Reply With Quote
Reply

Tags
2 year old, fibber, lying

Thread Tools
Display Modes

Posting Rules
You may post new threads
You may post replies
You may not post attachments
You may not edit your posts

BB code is On
Smilies are On
[IMG] code is On
HTML code is Off

Forum Jump

Similar Threads
Thread Thread Starter Forum Replies Last Post
Toilet Trained to Move into the 3 Year Old Room? Cindy Parents and Guardians Forum 28 12-11-2014 05:23 AM
DCP's looking for childcare for a year?

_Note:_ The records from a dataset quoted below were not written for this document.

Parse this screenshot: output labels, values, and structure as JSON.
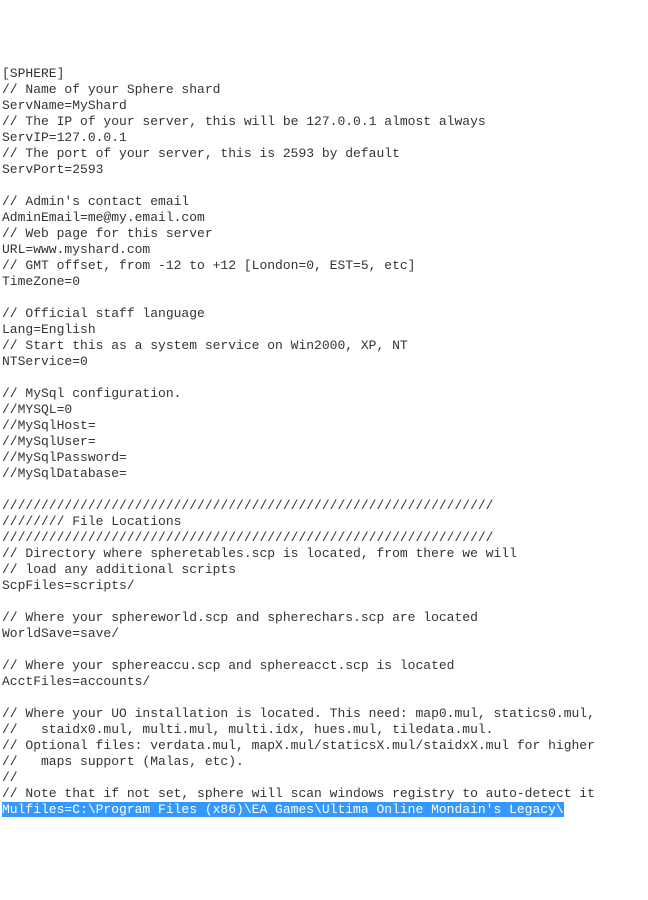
{
  "lines": [
    "[SPHERE]",
    "// Name of your Sphere shard",
    "ServName=MyShard",
    "// The IP of your server, this will be 127.0.0.1 almost always",
    "ServIP=127.0.0.1",
    "// The port of your server, this is 2593 by default",
    "ServPort=2593",
    "",
    "// Admin's contact email",
    "AdminEmail=me@my.email.com",
    "// Web page for this server",
    "URL=www.myshard.com",
    "// GMT offset, from -12 to +12 [London=0, EST=5, etc]",
    "TimeZone=0",
    "",
    "// Official staff language",
    "Lang=English",
    "// Start this as a system service on Win2000, XP, NT",
    "NTService=0",
    "",
    "// MySql configuration.",
    "//MYSQL=0",
    "//MySqlHost=",
    "//MySqlUser=",
    "//MySqlPassword=",
    "//MySqlDatabase=",
    "",
    "///////////////////////////////////////////////////////////////",
    "//////// File Locations",
    "///////////////////////////////////////////////////////////////",
    "// Directory where spheretables.scp is located, from there we will",
    "// load any additional scripts",
    "ScpFiles=scripts/",
    "",
    "// Where your sphereworld.scp and spherechars.scp are located",
    "WorldSave=save/",
    "",
    "// Where your sphereaccu.scp and sphereacct.scp is located",
    "AcctFiles=accounts/",
    "",
    "// Where your UO installation is located. This need: map0.mul, statics0.mul,",
    "//   staidx0.mul, multi.mul, multi.idx, hues.mul, tiledata.mul.",
    "// Optional files: verdata.mul, mapX.mul/staticsX.mul/staidxX.mul for higher",
    "//   maps support (Malas, etc).",
    "//",
    "// Note that if not set, sphere will scan windows registry to auto-detect it"
  ],
  "highlighted": "Mulfiles=C:\\Program Files (x86)\\EA Games\\Ultima Online Mondain's Legacy\\"
}
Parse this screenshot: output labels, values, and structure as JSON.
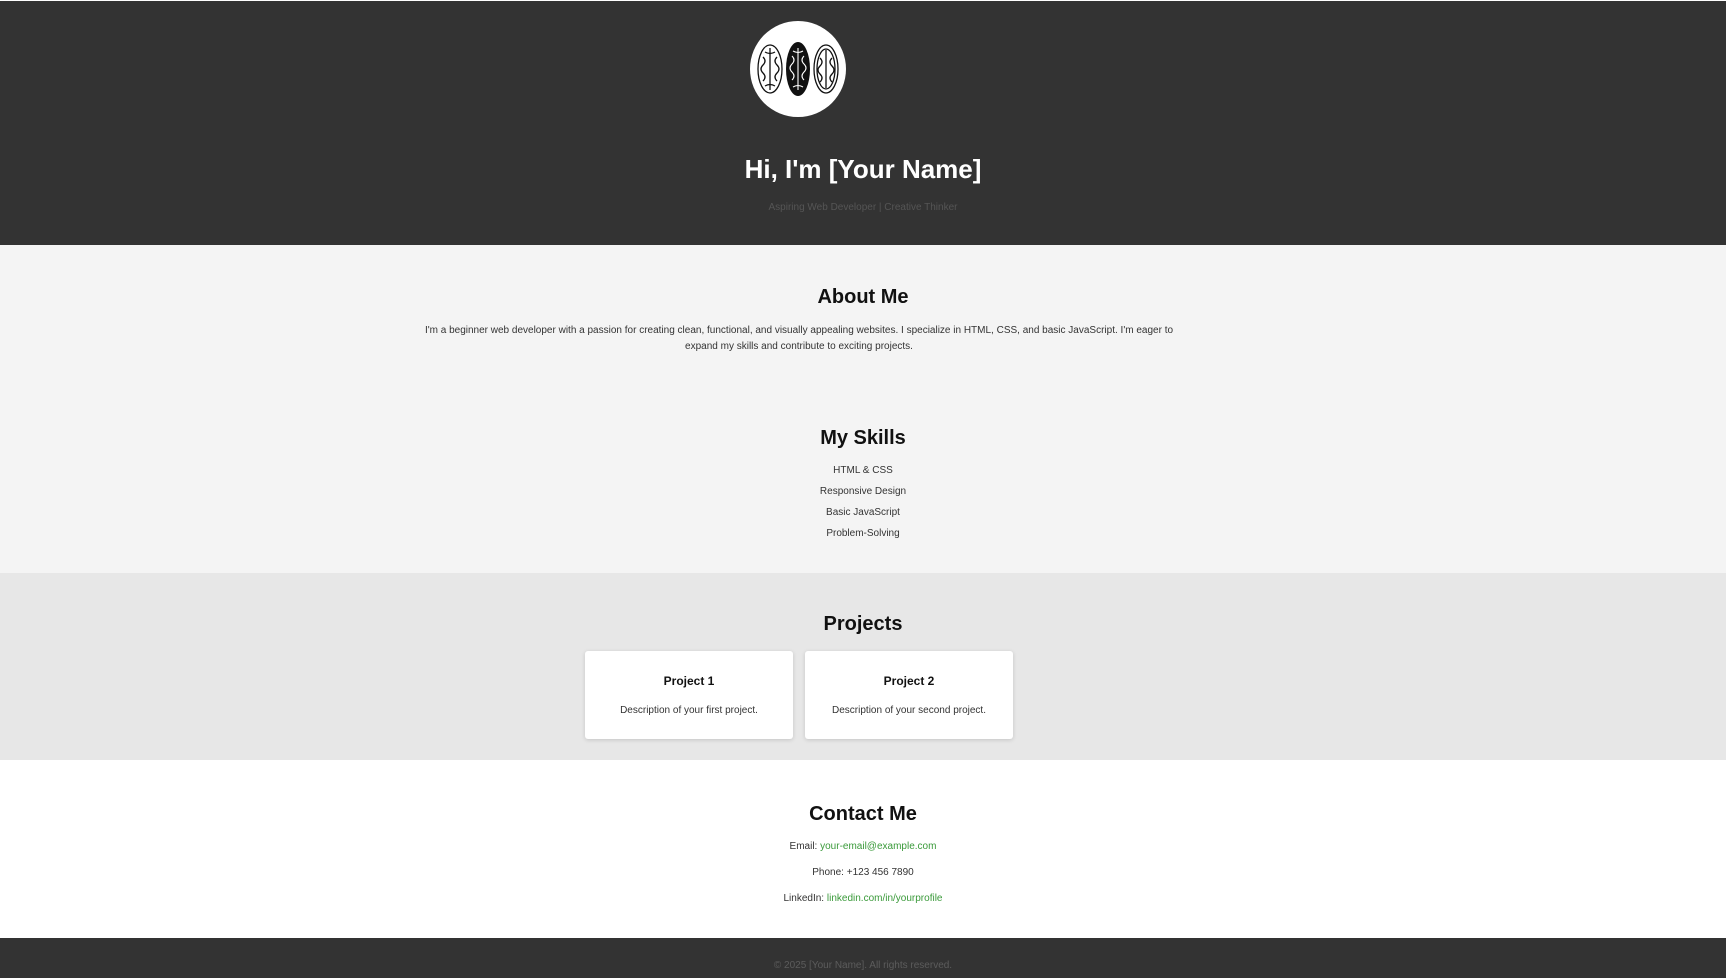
{
  "hero": {
    "avatar_icon": "brain-triptych-icon",
    "title": "Hi, I'm [Your Name]",
    "subtitle": "Aspiring Web Developer | Creative Thinker"
  },
  "about": {
    "heading": "About Me",
    "text": "I'm a beginner web developer with a passion for creating clean, functional, and visually appealing websites. I specialize in HTML, CSS, and basic JavaScript. I'm eager to expand my skills and contribute to exciting projects."
  },
  "skills": {
    "heading": "My Skills",
    "items": [
      "HTML & CSS",
      "Responsive Design",
      "Basic JavaScript",
      "Problem-Solving"
    ]
  },
  "projects": {
    "heading": "Projects",
    "items": [
      {
        "title": "Project 1",
        "description": "Description of your first project."
      },
      {
        "title": "Project 2",
        "description": "Description of your second project."
      }
    ]
  },
  "contact": {
    "heading": "Contact Me",
    "email_label": "Email:",
    "email_value": "your-email@example.com",
    "phone_label": "Phone:",
    "phone_value": "+123 456 7890",
    "linkedin_label": "LinkedIn:",
    "linkedin_value": "linkedin.com/in/yourprofile"
  },
  "footer": {
    "text": "© 2025 [Your Name]. All rights reserved."
  },
  "colors": {
    "header_bg": "#333333",
    "light_bg": "#f4f4f4",
    "projects_bg": "#e7e7e7",
    "link": "#3a9a3a"
  }
}
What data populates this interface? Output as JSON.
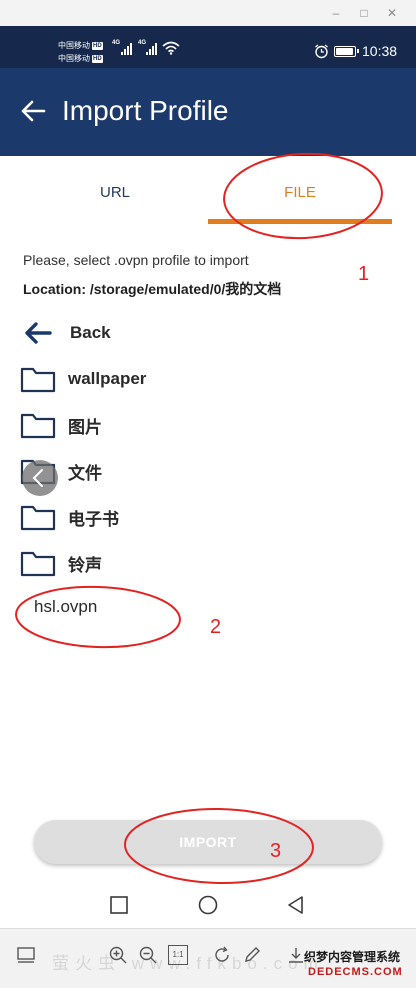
{
  "window": {
    "minimize_icon": "minimize-icon",
    "maximize_icon": "maximize-icon",
    "close_icon": "close-icon"
  },
  "status_bar": {
    "carrier_1": "中国移动",
    "carrier_2": "中国移动",
    "hd_badge": "HD",
    "network": "4G",
    "time": "10:38",
    "battery_level": 0.85,
    "icons": [
      "signal-icon",
      "wifi-icon",
      "alarm-icon",
      "battery-icon"
    ]
  },
  "app_bar": {
    "title": "Import Profile",
    "back_icon": "arrow-left-icon"
  },
  "tabs": [
    {
      "label": "URL",
      "active": false
    },
    {
      "label": "FILE",
      "active": true
    }
  ],
  "browser": {
    "prompt": "Please, select .ovpn profile to import",
    "location": "Location: /storage/emulated/0/我的文档",
    "back_label": "Back",
    "folders": [
      "wallpaper",
      "图片",
      "文件",
      "电子书",
      "铃声"
    ],
    "files": [
      "hsl.ovpn"
    ]
  },
  "import_button": {
    "label": "IMPORT"
  },
  "nav_bar": {
    "icons": [
      "square-icon",
      "circle-icon",
      "triangle-back-icon"
    ]
  },
  "viewer_toolbar": {
    "watermark": "萤火虫 www.ffkbo.com",
    "site_line_1": "织梦内容管理系统",
    "site_line_2": "DEDECMS.COM",
    "icons": [
      "panel-icon",
      "zoom-in-icon",
      "zoom-out-icon",
      "actual-size-icon",
      "rotate-icon",
      "edit-icon",
      "download-icon"
    ],
    "actual_size_label": "1:1"
  },
  "annotations": [
    "1",
    "2",
    "3"
  ],
  "colors": {
    "status_bar": "#16294d",
    "app_bar": "#1b3a6b",
    "tab_active": "#e07e1f",
    "tab_inactive": "#233a5c",
    "annotation": "#e32222",
    "import_disabled": "#dedede"
  }
}
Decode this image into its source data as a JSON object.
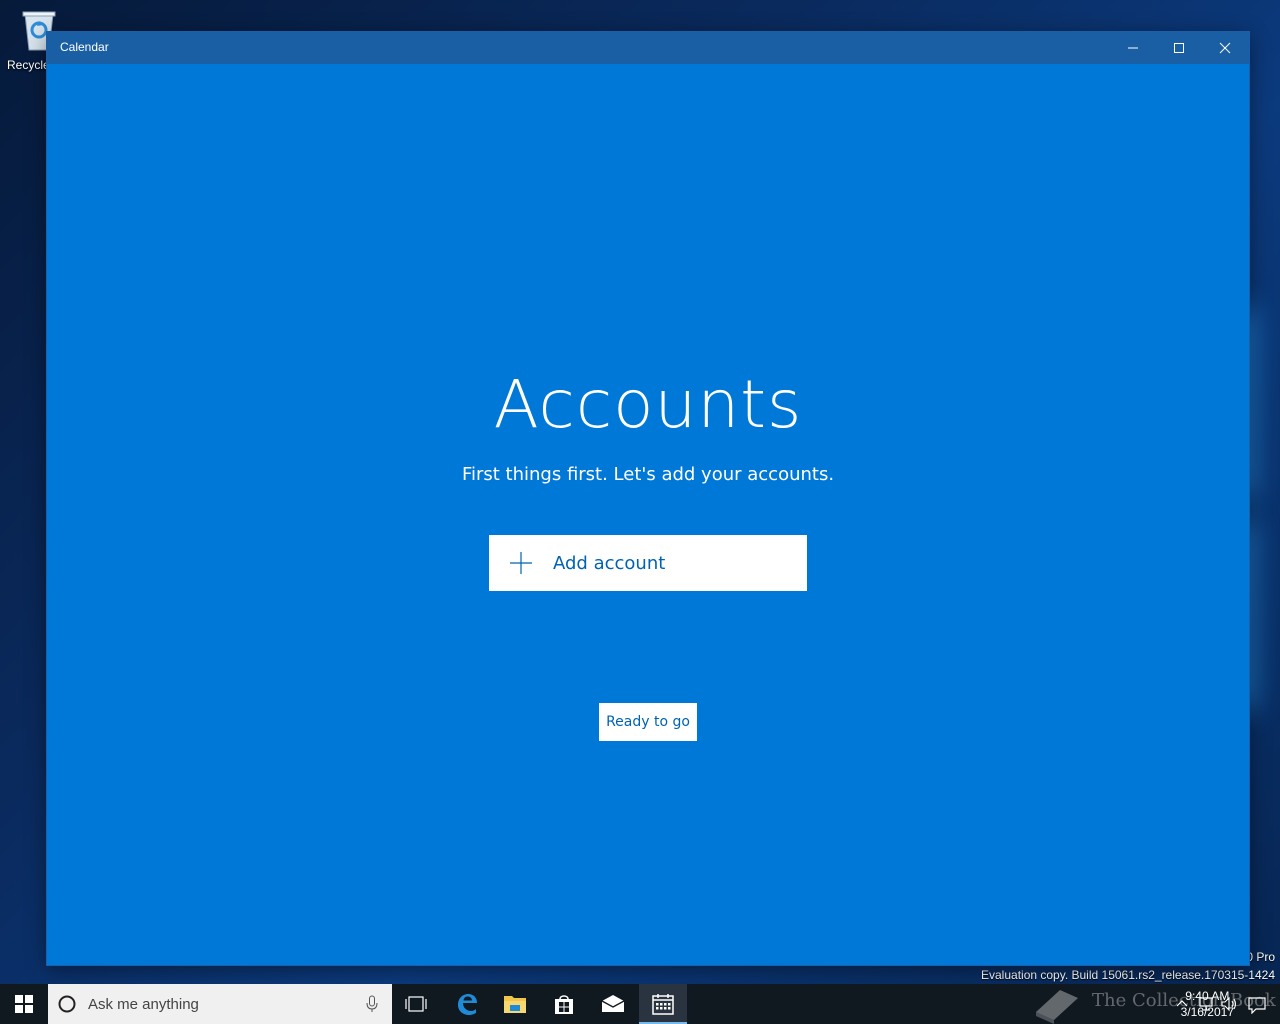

SunshineMama Daycare Center and Family Home Forum 5 05-29-2012 12:26 PM
6 year Old Lying countrymom Daycare Center and Family Home Forum 11 02-16-2011 08:34 AM
One Year Olds Francine Daycare Center and Family Home Forum 2 07-01-2010 09:21 AM
Is it Legal to Charge for Full Year When Leaving a Program with Notice? Unregistered Parents and Guardians Forum 7 01-21-2010 10:11 AM


All times are GMT -7. The time now is 01:08 PM.



Daycare.com         Find A Daycare         List Your Daycare         Toys & Products                 About Us

Daycare.com
Please read our Disclaimer before continuing.

Topics pertain mainly to the following States:

Alabama Alaska Arizona Arkansas California Colorado Connecticut Delaware District of Columbia Florida Georgia Hawaii Idaho Illinois Indiana Iowa Kansas Kentucky Louisiana Maine Maryland Massachusetts Michigan Minnesota Mississippi Missouri Montana Nebraska Nevada New Hampshire New Jersey New Mexico New York North Carolina North Dakota Ohio Oklahoma Oregon Pennsylvania Rhode Island South Carolina South Dakota Tennessee Texas Utah Vermont Virginia Washington West Virginia Wisconsin Wyoming